● **Exercise prompt**
Reproduce each line of the data exactly as it is.

● **Element data from apps and pages**
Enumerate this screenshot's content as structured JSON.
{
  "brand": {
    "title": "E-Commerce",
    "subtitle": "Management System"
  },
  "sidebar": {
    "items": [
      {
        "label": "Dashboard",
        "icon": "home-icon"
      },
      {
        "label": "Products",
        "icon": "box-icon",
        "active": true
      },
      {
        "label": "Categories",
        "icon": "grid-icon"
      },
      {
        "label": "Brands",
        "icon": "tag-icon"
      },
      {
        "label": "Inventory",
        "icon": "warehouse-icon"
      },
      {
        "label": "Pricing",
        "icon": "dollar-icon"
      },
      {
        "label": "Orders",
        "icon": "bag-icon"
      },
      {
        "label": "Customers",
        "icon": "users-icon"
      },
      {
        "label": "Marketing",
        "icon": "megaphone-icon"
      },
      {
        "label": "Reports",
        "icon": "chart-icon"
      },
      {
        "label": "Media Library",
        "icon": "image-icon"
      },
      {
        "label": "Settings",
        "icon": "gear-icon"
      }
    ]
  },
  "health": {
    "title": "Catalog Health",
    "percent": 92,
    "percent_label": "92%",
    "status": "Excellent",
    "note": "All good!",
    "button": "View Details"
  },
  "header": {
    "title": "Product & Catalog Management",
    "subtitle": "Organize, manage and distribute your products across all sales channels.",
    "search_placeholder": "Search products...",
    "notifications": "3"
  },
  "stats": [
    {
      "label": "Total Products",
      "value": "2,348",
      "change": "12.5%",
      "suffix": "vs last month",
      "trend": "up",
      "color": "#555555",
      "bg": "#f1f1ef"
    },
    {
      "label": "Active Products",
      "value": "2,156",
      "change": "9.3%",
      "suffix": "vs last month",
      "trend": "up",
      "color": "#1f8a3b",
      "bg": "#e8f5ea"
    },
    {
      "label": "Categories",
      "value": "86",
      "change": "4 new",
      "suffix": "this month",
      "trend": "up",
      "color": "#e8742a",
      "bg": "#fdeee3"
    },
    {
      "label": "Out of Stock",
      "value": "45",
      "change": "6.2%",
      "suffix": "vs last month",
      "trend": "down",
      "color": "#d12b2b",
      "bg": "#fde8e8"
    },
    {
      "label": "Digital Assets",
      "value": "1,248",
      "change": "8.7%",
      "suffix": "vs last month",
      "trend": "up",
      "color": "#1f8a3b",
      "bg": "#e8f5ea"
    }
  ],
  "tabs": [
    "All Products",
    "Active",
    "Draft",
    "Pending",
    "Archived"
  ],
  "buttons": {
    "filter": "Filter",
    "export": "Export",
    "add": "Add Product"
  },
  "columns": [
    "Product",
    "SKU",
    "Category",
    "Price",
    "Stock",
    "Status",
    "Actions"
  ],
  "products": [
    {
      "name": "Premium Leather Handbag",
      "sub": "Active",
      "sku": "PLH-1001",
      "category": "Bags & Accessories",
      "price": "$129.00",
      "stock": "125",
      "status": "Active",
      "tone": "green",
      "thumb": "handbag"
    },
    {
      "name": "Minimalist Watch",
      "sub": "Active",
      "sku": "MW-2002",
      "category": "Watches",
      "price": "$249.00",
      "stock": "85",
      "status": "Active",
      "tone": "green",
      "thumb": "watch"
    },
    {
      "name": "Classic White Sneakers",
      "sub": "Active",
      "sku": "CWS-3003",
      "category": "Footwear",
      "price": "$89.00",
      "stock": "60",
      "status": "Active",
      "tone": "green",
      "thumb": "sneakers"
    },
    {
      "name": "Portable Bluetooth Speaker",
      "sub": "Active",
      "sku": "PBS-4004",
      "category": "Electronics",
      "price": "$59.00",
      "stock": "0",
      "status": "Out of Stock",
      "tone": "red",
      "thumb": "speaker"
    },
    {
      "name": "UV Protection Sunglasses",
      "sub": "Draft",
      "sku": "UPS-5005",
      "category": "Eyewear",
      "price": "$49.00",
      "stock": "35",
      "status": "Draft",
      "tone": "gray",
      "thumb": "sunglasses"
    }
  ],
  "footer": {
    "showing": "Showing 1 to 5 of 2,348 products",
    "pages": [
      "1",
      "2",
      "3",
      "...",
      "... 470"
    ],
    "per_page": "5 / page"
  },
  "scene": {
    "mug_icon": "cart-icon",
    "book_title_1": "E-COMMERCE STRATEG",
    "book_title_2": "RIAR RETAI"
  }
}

● **Exercise response**
Enumerate this screenshot's content as structured JSON.
{
  "brand": {
    "title": "E-Commerce",
    "subtitle": "Management System"
  },
  "sidebar": {
    "items": [
      {
        "label": "Dashboard",
        "icon": "home-icon"
      },
      {
        "label": "Products",
        "icon": "box-icon",
        "active": true
      },
      {
        "label": "Categories",
        "icon": "grid-icon"
      },
      {
        "label": "Brands",
        "icon": "tag-icon"
      },
      {
        "label": "Inventory",
        "icon": "warehouse-icon"
      },
      {
        "label": "Pricing",
        "icon": "dollar-icon"
      },
      {
        "label": "Orders",
        "icon": "bag-icon"
      },
      {
        "label": "Customers",
        "icon": "users-icon"
      },
      {
        "label": "Marketing",
        "icon": "megaphone-icon"
      },
      {
        "label": "Reports",
        "icon": "chart-icon"
      },
      {
        "label": "Media Library",
        "icon": "image-icon"
      },
      {
        "label": "Settings",
        "icon": "gear-icon"
      }
    ]
  },
  "health": {
    "title": "Catalog Health",
    "percent": 92,
    "percent_label": "92%",
    "status": "Excellent",
    "note": "All good!",
    "button": "View Details"
  },
  "header": {
    "title": "Product & Catalog Management",
    "subtitle": "Organize, manage and distribute your products across all sales channels.",
    "search_placeholder": "Search products...",
    "notifications": "3"
  },
  "stats": [
    {
      "label": "Total Products",
      "value": "2,348",
      "change": "12.5%",
      "suffix": "vs last month",
      "trend": "up",
      "color": "#555555",
      "bg": "#f1f1ef"
    },
    {
      "label": "Active Products",
      "value": "2,156",
      "change": "9.3%",
      "suffix": "vs last month",
      "trend": "up",
      "color": "#1f8a3b",
      "bg": "#e8f5ea"
    },
    {
      "label": "Categories",
      "value": "86",
      "change": "4 new",
      "suffix": "this month",
      "trend": "up",
      "color": "#e8742a",
      "bg": "#fdeee3"
    },
    {
      "label": "Out of Stock",
      "value": "45",
      "change": "6.2%",
      "suffix": "vs last month",
      "trend": "down",
      "color": "#d12b2b",
      "bg": "#fde8e8"
    },
    {
      "label": "Digital Assets",
      "value": "1,248",
      "change": "8.7%",
      "suffix": "vs last month",
      "trend": "up",
      "color": "#1f8a3b",
      "bg": "#e8f5ea"
    }
  ],
  "tabs": [
    "All Products",
    "Active",
    "Draft",
    "Pending",
    "Archived"
  ],
  "buttons": {
    "filter": "Filter",
    "export": "Export",
    "add": "Add Product"
  },
  "columns": [
    "Product",
    "SKU",
    "Category",
    "Price",
    "Stock",
    "Status",
    "Actions"
  ],
  "products": [
    {
      "name": "Premium Leather Handbag",
      "sub": "Active",
      "sku": "PLH-1001",
      "category": "Bags & Accessories",
      "price": "$129.00",
      "stock": "125",
      "status": "Active",
      "tone": "green",
      "thumb": "handbag"
    },
    {
      "name": "Minimalist Watch",
      "sub": "Active",
      "sku": "MW-2002",
      "category": "Watches",
      "price": "$249.00",
      "stock": "85",
      "status": "Active",
      "tone": "green",
      "thumb": "watch"
    },
    {
      "name": "Classic White Sneakers",
      "sub": "Active",
      "sku": "CWS-3003",
      "category": "Footwear",
      "price": "$89.00",
      "stock": "60",
      "status": "Active",
      "tone": "green",
      "thumb": "sneakers"
    },
    {
      "name": "Portable Bluetooth Speaker",
      "sub": "Active",
      "sku": "PBS-4004",
      "category": "Electronics",
      "price": "$59.00",
      "stock": "0",
      "status": "Out of Stock",
      "tone": "red",
      "thumb": "speaker"
    },
    {
      "name": "UV Protection Sunglasses",
      "sub": "Draft",
      "sku": "UPS-5005",
      "category": "Eyewear",
      "price": "$49.00",
      "stock": "35",
      "status": "Draft",
      "tone": "gray",
      "thumb": "sunglasses"
    }
  ],
  "footer": {
    "showing": "Showing 1 to 5 of 2,348 products",
    "pages": [
      "1",
      "2",
      "3",
      "...",
      "... 470"
    ],
    "per_page": "5 / page"
  },
  "scene": {
    "mug_icon": "cart-icon",
    "book_title_1": "E-COMMERCE STRATEG",
    "book_title_2": "RIAR RETAI"
  }
}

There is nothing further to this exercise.